Finding synergies in our "old continent" to "go local" with one voice remains the biggest challenge, not least because global crisis tends to drive us apart. Nevertheless, while this remains a situation that will not be improved easily or soon, it is of great note that several governments and EU institutions have developed a culture of inter-agency cooperation. They include the “Be relevant” approach in the Dutch government, the “MindLab” inter-ministerial platform set up in Denmark, the coordination put in place within the UK Government Communication services, the newly established German Ministry of Digital Infrastructure. These are just a few concrete examples of a determination to connect key elements of ministries and agencies. The ultimate goal remains to reach out to citizens, optimize public services and gain citizens’ trust. We need to use every platform available for broad and pro-active consultation, and strive to give everyone pride in playing an important part in the process. 
It is obvious that connections among national, regional and local authorities; and between them and civil society (all non governmental organisations); and between them and EU institutions and bodies and international organizations are crucial. But making these connections must be guided by a vision. A clear understanding of the mission, its values and objectives, allows well-motivated communicators to act with professionalism. This is why today’s efforts to invest in and promote communication training ethics and transparency will pay off in Europe and elsewhere.

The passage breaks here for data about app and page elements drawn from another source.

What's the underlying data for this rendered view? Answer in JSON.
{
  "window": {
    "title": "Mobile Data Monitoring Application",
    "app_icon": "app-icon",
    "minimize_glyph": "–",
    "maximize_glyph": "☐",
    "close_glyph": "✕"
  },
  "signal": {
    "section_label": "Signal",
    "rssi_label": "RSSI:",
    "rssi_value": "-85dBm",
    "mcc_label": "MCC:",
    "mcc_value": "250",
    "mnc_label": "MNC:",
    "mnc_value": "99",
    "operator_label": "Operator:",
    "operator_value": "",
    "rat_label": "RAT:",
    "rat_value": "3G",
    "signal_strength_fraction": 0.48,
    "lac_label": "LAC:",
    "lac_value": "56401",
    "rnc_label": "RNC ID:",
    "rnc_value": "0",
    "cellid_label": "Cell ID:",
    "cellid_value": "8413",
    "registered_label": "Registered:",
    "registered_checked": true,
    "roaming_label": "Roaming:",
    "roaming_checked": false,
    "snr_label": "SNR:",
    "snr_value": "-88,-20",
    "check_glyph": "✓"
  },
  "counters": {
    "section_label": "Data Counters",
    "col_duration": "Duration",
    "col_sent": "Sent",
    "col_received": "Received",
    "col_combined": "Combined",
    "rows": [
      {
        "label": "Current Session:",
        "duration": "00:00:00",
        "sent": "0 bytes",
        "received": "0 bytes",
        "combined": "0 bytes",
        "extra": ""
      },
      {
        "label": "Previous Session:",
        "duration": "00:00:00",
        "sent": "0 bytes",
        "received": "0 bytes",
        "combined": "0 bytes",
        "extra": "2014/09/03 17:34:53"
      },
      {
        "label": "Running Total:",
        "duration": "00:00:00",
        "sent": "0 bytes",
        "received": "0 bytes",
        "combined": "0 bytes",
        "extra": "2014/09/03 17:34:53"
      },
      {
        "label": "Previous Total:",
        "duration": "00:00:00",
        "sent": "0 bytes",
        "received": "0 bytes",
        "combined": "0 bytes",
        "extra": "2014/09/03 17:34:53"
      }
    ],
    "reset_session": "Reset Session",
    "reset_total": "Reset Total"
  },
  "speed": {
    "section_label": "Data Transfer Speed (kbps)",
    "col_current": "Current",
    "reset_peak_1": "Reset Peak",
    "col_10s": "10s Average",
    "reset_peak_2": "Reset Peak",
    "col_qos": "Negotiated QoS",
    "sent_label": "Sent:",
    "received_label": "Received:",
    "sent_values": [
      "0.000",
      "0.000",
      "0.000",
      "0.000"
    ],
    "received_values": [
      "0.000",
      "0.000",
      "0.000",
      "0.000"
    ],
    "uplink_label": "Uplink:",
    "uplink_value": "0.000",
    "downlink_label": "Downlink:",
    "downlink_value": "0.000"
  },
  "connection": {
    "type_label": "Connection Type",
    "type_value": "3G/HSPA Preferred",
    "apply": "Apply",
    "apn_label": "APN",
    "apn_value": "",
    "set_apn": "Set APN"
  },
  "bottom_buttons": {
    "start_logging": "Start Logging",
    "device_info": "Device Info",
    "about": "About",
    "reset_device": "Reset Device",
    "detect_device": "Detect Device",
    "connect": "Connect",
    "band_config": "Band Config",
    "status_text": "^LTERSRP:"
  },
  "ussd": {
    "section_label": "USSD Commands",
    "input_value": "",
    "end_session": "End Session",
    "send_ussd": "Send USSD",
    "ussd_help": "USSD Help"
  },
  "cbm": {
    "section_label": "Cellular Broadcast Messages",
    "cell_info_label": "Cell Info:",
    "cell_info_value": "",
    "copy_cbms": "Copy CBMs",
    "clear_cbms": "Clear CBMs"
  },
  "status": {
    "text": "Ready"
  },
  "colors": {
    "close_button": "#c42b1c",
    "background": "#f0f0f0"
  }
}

In his Politics and the English Language, George Orwell highlighted that political communication can be “designed to make lies sound truthful and murder respectable, and to give an appearance of solidity to pure wind.”  This danger remains; and so we should remain vigilant, while building a safer and better future. We must continue to learn from history, drawing on solid social-cultural roots and good principles.

It is was no accident that Altiero Spinelli, one of the founding fathers of Europe, believed that European integration needed to draw inspiration from the founding principles of the Constitution of the United States of America.

Vincenzo Le Voci has worked on information policy, communication strategies and transparency issues since 2001 and is currently coordinating the agenda of the EU Council’s Working Party on Information (Members States’ press and information officers). In 2011 he was appointed Secretary-General of the Club of Venice, the network of the communication directors from EU member states, candidate countries and institutions. Before joining the EU in 1992, he worked for NATO as Housing Manager for the United States Air Forces in Europe (1985-1991).
This guest blog post is part of NAGC's continuing partnership with our international counterparts. NAGC is dedicated to bringing together and learning from the best minds in government communications around the globe.